Salesforce’s Elizabeth Pinkham Discusses Open-Office Culture, What Inspires Her And Workplace Equality
“I don’t get to work with leopards or baby elephants, but at least today I get to work with immensely talented architects and interior designers, so it kind of worked out,” she said in an email.
Pinkham, keynote speaker at Bisnow’s Bay Area Power Women on May 30 in San Francisco, has spent the last 18 years working with one of the largest global tech companies.
“Working at Salesforce has been a dream,” she said. “The amount of growth that we’re seeing is unprecedented and we have a unique opportunity to develop a real estate strategy to match.”
When she first started with the corporate marketing team, she did everything from writing website copy to thinking up demand-generation programs, she said. Pinkham later moved into a role leading Salesforce’s event strategy where she produced creative immersive environments for networking and learning where customers, partners and prospects could come together, she said.

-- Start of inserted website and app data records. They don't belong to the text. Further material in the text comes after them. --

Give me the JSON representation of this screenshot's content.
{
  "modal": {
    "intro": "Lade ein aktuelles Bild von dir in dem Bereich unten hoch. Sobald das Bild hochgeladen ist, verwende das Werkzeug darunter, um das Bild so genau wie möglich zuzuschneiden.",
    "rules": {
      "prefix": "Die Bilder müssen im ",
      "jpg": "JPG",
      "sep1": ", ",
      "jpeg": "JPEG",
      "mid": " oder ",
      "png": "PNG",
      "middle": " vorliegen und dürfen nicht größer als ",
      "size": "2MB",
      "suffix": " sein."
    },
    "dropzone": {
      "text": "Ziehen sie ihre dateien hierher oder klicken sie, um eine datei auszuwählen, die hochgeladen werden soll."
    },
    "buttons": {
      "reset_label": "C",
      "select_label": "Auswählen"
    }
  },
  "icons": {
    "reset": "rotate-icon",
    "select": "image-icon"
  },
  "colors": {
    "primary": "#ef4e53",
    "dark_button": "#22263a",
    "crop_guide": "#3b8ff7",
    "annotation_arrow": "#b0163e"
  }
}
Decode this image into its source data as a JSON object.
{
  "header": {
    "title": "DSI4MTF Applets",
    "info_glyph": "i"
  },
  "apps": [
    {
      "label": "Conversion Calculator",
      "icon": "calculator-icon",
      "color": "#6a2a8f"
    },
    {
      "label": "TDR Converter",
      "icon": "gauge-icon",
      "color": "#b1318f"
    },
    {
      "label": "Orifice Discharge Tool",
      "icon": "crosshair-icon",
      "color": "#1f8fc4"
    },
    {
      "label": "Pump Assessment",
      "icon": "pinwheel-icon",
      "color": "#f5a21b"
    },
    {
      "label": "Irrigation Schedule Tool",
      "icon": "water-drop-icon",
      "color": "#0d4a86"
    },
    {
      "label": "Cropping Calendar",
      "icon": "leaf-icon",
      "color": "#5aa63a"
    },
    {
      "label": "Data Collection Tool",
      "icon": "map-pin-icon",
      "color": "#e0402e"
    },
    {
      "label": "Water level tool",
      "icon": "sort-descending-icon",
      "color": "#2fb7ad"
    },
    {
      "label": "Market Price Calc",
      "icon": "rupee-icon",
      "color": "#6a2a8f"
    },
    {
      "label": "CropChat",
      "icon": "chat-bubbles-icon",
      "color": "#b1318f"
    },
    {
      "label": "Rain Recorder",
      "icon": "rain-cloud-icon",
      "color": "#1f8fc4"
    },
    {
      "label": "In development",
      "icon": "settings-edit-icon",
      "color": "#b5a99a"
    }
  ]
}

Events became a major focus of the company and its customers and grew into the annual Dreamforce event. This event is now one of the largest enterprise technology events of its kind with over 170,000 registrants every year. It has sold out in each of the last three years.
At Dreamforce 2015, Salesforce CEO Marc Benioff said he wanted this kind of energy, clear messaging, fun and community in Salesforce’s offices, which then led to Pinkham's shift toward redesigning Salesforce’s offices.
“With Salesforce’s phenomenal growth, our workspaces were starting to reflect moments in time instead of a cohesive design strategy,” she said. “We looked like very different companies depending on what door you opened!”
After reviewing what its employees liked the most, Salesforce partnered with Mark Cavagnero Associates and The Wiseman Group to create a workspace with warm, calming spaces and natural light.
The result has been the creation of Salesforce’s ohana culture to create better connections to Salesforce's entire ohana, the Hawaiian word for family. Instead of reserving the top floor of its offices for executives, Salesforce has set aside the top floor of its offices as a community space that can be used by nonprofits and community members. The ohana design incorporates wellness and sustainability and access to natural light.
Inspiration for new design and spaces comes from Pinkham's traveling, something she enjoys doing when she is not working. Last year, she was inspired by Japan’s countryside and artisans, a road trip through Texas and a visit to the Navajo Nation in the Southwest.
Leading By Example
Just as Salesforce’s offices provide a collaborative work environment, Pinkham's leadership style also is collaborative. Her team is focused on design, strategy, transactions, workplace services, creative, finance, operations and communications as it pertains to real estate.
Something she deploys in her day-to-day work and with her team is to adopt Benioff’s philosophy of approaching life with a beginner’s mind, she said.
“Be open and eager to learn,” she said. “Don’t take the ‘well this worked before so let’s just keep doing it’ angle. Constantly question.”
For women just starting out in either tech or real estate, she recommends tapping into the networks that exist for women in both fields.
“We’re in a golden age of exposing the equality gap between men and women in the workplace, especially in these two industries,” she said.
She said there are plenty of powerhouse women in both fields who would be willing to help young women on their journeys.
“I would also say to relax and have fun along the way,” she said. “It’s perfectly fine to try something out, and if it’s not for you, to pivot and try something else. … Don’t settle until you find something that makes you want to get to work and dig in.”
At Salesforce, equality is one of company’s core values, Pinkham said.
“We believe in the world where everyone has equal rights, equal access to education, equal opportunities to succeed and equal pay for equal work,” she said.
In 2015, the company did a comprehensive audit of employee salaries and found that it needed to adjust some salaries for both men and women, Pinkham said. The company spent about $3M to eliminate pay differences and remains committed to reviewing salaries each year to close the gap.
“We want to empower other companies to do the same,” she said. “Together, we can create equality for all, regardless of the industry.”
Meet Salesforce Executive Vice President and Head of Global Real Estate Elizabeth Pinkham at Bisnow's Bay Area Power Women event in San Francisco May 30.